• What to work on:
Exactly as written, please set down all of the entries again, with no pictures.
[Excerpted records — start]
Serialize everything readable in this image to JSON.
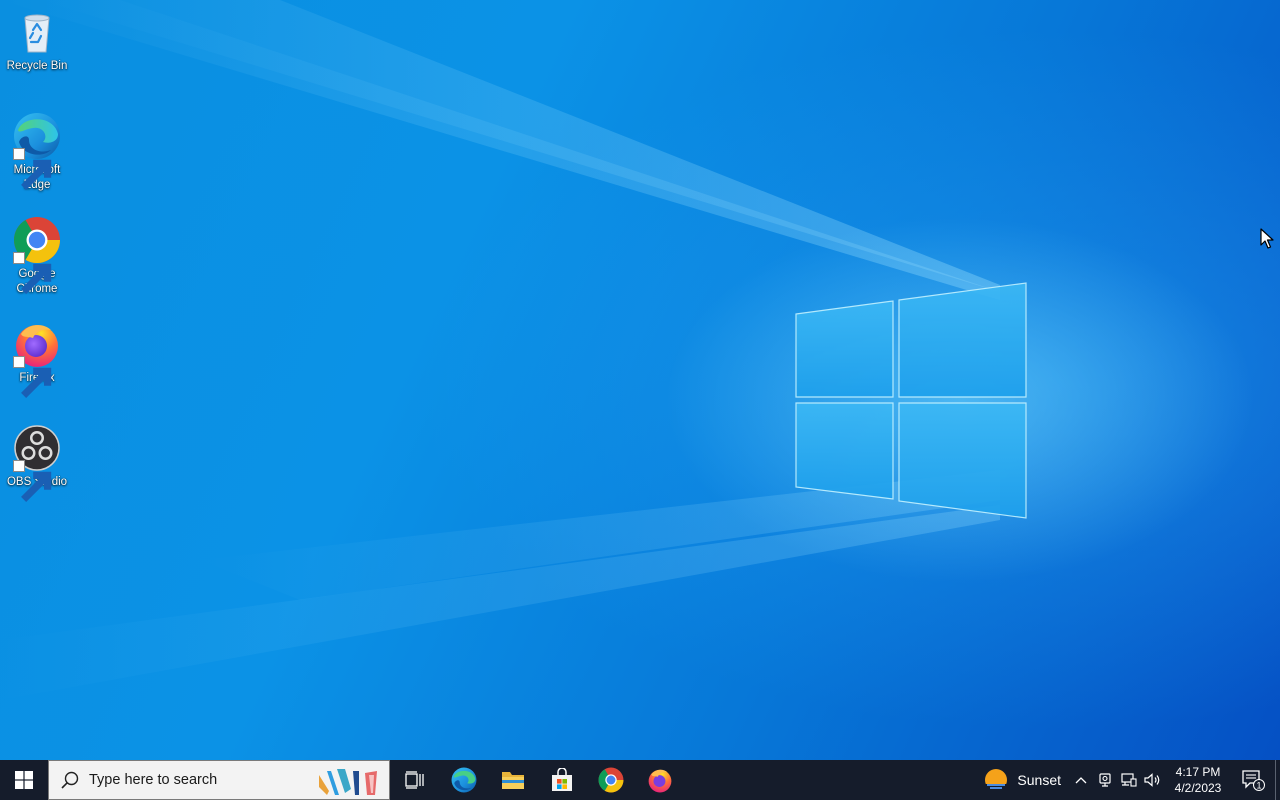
{
  "desktop": {
    "icons": [
      {
        "label": "Recycle Bin",
        "icon": "recycle-bin-icon",
        "shortcut": false
      },
      {
        "label": "Microsoft Edge",
        "icon": "edge-icon",
        "shortcut": true
      },
      {
        "label": "Google Chrome",
        "icon": "chrome-icon",
        "shortcut": true
      },
      {
        "label": "Firefox",
        "icon": "firefox-icon",
        "shortcut": true
      },
      {
        "label": "OBS Studio",
        "icon": "obs-icon",
        "shortcut": true
      }
    ]
  },
  "taskbar": {
    "search_placeholder": "Type here to search",
    "pinned": [
      "task-view-icon",
      "edge-icon",
      "file-explorer-icon",
      "microsoft-store-icon",
      "chrome-icon",
      "firefox-icon"
    ],
    "weather_label": "Sunset",
    "time": "4:17 PM",
    "date": "4/2/2023",
    "notification_count": "1"
  },
  "colors": {
    "taskbar_bg": "#151c2b",
    "wallpaper_accent": "#0a8fe0"
  }
}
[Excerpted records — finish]
• Output below:
Serialize everything readable in this image to JSON.
{
  "desktop": {
    "icons": [
      {
        "label": "Recycle Bin",
        "icon": "recycle-bin-icon",
        "shortcut": false
      },
      {
        "label": "Microsoft Edge",
        "icon": "edge-icon",
        "shortcut": true
      },
      {
        "label": "Google Chrome",
        "icon": "chrome-icon",
        "shortcut": true
      },
      {
        "label": "Firefox",
        "icon": "firefox-icon",
        "shortcut": true
      },
      {
        "label": "OBS Studio",
        "icon": "obs-icon",
        "shortcut": true
      }
    ]
  },
  "taskbar": {
    "search_placeholder": "Type here to search",
    "pinned": [
      "task-view-icon",
      "edge-icon",
      "file-explorer-icon",
      "microsoft-store-icon",
      "chrome-icon",
      "firefox-icon"
    ],
    "weather_label": "Sunset",
    "time": "4:17 PM",
    "date": "4/2/2023",
    "notification_count": "1"
  },
  "colors": {
    "taskbar_bg": "#151c2b",
    "wallpaper_accent": "#0a8fe0"
  }
}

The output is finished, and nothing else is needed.